Hackers have caused “a catastrophic loss” time and time again by encrypting databases and locking out employees.
As Desiderius Erasmus once said “Prevention is better than cure”, organizations now follow a proactive rather than a reactive strategy. They tend to look first at the way malware works, with an aim to stop potential damage.
Ashley Wearne, General Manager for Security Software and Hardware Company Sophos, Australia and New Zealand, says that every day in his company’s labs, technicians witness about 500,000 new pieces of malware (short for malicious software). That is about half a million new pieces of malware detected every 24 hours, and only the tip of the cyber-iceberg.
Moreover, Wearne says that “18 months ago, malware was 80 per cent of the problem”:
“Now those 500,000 pieces of malware that we see every day represent just 14 per cent of all attacks. It’s staggering. The other 80 per cent is ransomware (a type of malware that encrypts data) and other types of attacks.”
Previously, the authorities served as the heavyweights and hackers were relatively easily to land a knockout punch. However, the cybercriminals learned to dodge the bullet. The business defenders punched hard and fast, but the cyber goons won rounds often.
Networking can be a blessing when it comes to sharing information with linked desktop and even wirelessly. However, with the threat of viruses prowling around, there has been a hurdle in businesses.
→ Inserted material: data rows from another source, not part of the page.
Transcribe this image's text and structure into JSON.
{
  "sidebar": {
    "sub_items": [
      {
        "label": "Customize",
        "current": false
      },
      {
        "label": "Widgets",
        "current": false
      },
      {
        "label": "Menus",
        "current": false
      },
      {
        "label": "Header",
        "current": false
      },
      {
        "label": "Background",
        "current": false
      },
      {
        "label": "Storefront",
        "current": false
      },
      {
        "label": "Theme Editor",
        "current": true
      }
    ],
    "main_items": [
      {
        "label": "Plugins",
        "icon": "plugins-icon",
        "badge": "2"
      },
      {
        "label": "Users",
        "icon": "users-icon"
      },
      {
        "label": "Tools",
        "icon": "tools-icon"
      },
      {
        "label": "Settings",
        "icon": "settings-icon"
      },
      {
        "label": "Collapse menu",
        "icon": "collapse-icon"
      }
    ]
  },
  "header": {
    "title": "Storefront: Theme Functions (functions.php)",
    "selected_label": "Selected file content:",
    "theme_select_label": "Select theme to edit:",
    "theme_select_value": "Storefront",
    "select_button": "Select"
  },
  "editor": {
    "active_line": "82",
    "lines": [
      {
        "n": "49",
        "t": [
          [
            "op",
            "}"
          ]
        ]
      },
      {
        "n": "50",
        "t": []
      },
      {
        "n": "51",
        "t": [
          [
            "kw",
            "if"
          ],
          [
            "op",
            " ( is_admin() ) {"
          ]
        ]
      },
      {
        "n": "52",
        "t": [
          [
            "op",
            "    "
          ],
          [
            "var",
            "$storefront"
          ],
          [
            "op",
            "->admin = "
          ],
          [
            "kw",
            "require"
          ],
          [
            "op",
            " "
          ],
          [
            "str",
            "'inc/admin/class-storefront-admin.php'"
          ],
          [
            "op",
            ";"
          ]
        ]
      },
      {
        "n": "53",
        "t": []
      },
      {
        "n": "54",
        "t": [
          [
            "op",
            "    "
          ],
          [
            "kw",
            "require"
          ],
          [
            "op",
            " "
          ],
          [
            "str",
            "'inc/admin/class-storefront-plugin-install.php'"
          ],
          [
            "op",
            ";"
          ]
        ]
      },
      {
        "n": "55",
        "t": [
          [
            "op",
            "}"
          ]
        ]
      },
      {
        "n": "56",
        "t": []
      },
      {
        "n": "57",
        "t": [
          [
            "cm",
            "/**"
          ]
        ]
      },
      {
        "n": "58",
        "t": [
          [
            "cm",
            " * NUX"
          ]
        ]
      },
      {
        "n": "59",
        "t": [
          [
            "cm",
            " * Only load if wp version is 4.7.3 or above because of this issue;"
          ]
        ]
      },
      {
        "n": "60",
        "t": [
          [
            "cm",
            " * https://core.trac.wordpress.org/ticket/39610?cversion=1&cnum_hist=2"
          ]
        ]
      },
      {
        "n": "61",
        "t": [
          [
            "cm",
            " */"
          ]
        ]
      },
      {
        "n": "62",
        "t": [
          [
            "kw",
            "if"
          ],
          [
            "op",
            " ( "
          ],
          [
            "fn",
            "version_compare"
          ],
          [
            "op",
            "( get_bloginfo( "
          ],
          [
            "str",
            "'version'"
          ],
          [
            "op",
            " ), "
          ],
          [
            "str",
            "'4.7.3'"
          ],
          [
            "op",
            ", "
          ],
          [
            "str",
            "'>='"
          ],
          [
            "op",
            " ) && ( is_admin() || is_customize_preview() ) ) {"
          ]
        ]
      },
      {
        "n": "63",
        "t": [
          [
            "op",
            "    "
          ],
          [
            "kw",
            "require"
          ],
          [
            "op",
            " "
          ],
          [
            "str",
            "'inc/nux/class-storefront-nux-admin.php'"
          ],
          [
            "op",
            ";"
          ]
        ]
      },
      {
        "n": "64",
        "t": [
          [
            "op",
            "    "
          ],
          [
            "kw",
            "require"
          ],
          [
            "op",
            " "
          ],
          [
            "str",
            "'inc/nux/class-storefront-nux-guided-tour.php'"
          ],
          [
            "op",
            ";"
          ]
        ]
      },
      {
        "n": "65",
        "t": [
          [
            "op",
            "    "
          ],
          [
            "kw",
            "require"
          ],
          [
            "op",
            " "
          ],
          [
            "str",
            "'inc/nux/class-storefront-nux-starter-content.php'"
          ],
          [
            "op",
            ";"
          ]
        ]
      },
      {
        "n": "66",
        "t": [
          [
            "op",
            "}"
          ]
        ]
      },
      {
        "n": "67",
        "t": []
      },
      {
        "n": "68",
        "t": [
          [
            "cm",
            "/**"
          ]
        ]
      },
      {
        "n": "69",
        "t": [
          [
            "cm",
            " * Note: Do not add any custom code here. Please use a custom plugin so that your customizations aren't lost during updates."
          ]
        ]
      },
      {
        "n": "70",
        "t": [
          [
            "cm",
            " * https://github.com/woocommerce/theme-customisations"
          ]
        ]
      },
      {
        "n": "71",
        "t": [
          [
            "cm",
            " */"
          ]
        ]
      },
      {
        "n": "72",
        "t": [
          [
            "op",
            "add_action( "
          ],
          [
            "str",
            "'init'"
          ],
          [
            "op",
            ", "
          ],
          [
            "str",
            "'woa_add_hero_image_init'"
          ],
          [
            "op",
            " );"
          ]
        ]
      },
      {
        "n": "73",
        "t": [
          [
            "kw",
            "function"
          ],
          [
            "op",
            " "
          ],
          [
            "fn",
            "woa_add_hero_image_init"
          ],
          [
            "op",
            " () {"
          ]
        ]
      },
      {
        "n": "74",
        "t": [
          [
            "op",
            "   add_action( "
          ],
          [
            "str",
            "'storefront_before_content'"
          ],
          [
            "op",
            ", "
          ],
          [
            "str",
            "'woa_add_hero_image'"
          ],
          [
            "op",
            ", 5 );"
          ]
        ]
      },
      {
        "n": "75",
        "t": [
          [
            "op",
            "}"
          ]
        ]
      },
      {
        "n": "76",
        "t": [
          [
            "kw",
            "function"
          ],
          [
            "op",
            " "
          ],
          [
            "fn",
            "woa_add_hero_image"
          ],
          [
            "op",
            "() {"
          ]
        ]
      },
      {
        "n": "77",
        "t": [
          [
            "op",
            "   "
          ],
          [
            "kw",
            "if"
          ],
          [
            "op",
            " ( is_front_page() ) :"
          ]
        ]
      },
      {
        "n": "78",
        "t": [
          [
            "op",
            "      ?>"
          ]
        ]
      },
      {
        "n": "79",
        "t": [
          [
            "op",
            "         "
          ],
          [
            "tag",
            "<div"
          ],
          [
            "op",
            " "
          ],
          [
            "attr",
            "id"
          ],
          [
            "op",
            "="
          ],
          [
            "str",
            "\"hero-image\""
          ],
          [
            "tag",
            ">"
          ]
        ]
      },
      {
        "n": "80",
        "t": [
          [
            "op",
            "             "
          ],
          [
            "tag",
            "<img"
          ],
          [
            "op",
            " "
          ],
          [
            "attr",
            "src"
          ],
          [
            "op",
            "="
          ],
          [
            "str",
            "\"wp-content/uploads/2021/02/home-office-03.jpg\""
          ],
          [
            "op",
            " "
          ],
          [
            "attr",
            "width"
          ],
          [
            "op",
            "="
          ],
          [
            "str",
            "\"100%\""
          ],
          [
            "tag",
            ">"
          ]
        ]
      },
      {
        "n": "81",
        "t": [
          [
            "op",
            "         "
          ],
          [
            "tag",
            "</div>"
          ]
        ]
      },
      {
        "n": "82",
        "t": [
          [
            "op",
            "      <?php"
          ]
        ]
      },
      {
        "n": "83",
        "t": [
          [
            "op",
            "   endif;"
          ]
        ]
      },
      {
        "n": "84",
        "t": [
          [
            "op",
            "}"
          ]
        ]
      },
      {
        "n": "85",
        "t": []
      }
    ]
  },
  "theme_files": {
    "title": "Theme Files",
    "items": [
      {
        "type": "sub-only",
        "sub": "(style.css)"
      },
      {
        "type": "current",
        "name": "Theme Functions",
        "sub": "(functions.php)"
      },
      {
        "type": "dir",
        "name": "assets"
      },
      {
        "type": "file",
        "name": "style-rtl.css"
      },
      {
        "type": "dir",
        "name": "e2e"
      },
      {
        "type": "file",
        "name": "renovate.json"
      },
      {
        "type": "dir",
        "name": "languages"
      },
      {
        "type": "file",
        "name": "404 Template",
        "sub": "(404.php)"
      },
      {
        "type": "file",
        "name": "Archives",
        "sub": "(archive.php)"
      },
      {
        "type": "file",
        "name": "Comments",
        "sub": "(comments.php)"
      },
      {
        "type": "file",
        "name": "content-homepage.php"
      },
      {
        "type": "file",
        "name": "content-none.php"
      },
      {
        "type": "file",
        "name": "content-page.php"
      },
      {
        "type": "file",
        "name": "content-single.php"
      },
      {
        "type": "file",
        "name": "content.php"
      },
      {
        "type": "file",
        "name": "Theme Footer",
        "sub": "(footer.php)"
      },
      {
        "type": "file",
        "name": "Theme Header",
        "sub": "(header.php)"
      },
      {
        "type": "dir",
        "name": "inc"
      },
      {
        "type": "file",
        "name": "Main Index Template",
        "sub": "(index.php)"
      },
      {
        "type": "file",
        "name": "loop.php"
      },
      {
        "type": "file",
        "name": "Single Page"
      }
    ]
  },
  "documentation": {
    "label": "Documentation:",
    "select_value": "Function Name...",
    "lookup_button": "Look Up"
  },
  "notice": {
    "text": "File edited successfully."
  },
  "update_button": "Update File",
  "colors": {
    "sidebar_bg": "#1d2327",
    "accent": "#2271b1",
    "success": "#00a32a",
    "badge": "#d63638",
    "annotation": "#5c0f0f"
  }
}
Wearne says that at first, these attacks were “annoyances driven by pimply teenagers doing something they thought was smart. Whereas now, these hackers or groups of people who are incredibly smart – some of the smartest people in the world using tools used by in National Security Agency US”
This makes tackling these threats extremely difficult.
The target-rich environment from Google homes and WIFI connected internet bulbs is an ideal situation for Hackers. Researchers at Gartner have predicted that by 2020, more than 25% of identified cyber-attacks in enterprises will involve the Internet of Things.
A technique in Artificial Intelligence (AI) notes down patterns that these hackers use for profiling their work and grouping cyber threats into easily recognizable batches. AI requires a lot of input of mass data, so that it can identify the good among bad.
AI has already identified about 27 techniques that developers of malware use to enter into a system. AI will recognize these techniques and put solutions in place before a damage is caused. These systems are quite smart and can recognize new learning patterns.
Therefore, rather than dealing with each threat individually (about 50,000 threats every day), a system recognizes one of the 27 techniques and puts a stop to it. The fight becomes intense with least of the system’s energy wasted on jabs and body blows. The software boxer now dodges every punch thrown at it. The opponents will still punch, but their efforts will be useless.